Go through the data below and return each line containing the word "Details".

Segment Open

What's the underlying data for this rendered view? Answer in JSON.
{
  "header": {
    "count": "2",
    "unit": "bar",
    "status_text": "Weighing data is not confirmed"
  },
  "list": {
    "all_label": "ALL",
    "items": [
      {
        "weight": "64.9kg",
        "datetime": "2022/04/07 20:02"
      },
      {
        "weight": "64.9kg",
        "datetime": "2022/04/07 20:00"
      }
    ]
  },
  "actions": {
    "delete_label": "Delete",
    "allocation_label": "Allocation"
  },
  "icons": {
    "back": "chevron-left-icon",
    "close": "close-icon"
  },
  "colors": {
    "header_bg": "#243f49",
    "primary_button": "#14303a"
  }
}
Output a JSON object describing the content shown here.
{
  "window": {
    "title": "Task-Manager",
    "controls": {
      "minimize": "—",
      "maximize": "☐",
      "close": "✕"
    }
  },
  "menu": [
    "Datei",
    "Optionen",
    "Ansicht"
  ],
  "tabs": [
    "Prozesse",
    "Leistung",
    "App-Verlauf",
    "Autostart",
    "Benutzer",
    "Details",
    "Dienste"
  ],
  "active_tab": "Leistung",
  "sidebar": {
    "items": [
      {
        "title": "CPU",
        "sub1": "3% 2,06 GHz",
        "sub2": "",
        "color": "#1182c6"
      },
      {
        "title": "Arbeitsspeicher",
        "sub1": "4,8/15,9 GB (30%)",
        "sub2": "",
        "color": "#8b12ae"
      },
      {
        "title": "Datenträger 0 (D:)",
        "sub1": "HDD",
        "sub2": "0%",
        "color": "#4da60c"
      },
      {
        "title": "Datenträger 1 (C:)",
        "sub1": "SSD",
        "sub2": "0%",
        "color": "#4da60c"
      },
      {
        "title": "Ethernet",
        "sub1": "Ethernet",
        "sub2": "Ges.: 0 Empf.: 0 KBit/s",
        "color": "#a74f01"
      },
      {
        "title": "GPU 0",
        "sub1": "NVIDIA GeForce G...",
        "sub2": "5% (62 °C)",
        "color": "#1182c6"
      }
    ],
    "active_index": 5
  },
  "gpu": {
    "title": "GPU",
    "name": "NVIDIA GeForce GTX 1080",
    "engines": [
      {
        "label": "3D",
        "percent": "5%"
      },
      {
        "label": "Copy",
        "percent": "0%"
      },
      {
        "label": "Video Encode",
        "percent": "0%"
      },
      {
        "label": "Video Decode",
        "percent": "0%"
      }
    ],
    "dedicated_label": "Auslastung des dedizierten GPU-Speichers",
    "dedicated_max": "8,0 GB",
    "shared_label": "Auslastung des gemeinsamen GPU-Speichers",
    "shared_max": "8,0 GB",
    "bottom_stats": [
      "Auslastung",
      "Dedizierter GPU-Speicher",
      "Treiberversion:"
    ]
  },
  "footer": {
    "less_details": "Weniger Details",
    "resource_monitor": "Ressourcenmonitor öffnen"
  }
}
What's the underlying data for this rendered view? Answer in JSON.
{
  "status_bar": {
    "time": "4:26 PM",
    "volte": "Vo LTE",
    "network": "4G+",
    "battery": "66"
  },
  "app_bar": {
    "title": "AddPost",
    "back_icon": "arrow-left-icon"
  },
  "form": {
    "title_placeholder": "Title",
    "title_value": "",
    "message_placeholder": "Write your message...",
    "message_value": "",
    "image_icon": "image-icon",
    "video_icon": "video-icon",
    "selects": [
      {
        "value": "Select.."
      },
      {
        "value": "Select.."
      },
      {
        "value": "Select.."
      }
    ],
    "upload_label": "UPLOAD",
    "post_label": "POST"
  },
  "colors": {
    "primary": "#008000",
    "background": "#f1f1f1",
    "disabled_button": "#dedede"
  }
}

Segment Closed

# Output
    "Details",
    "less_details": "Weniger Details",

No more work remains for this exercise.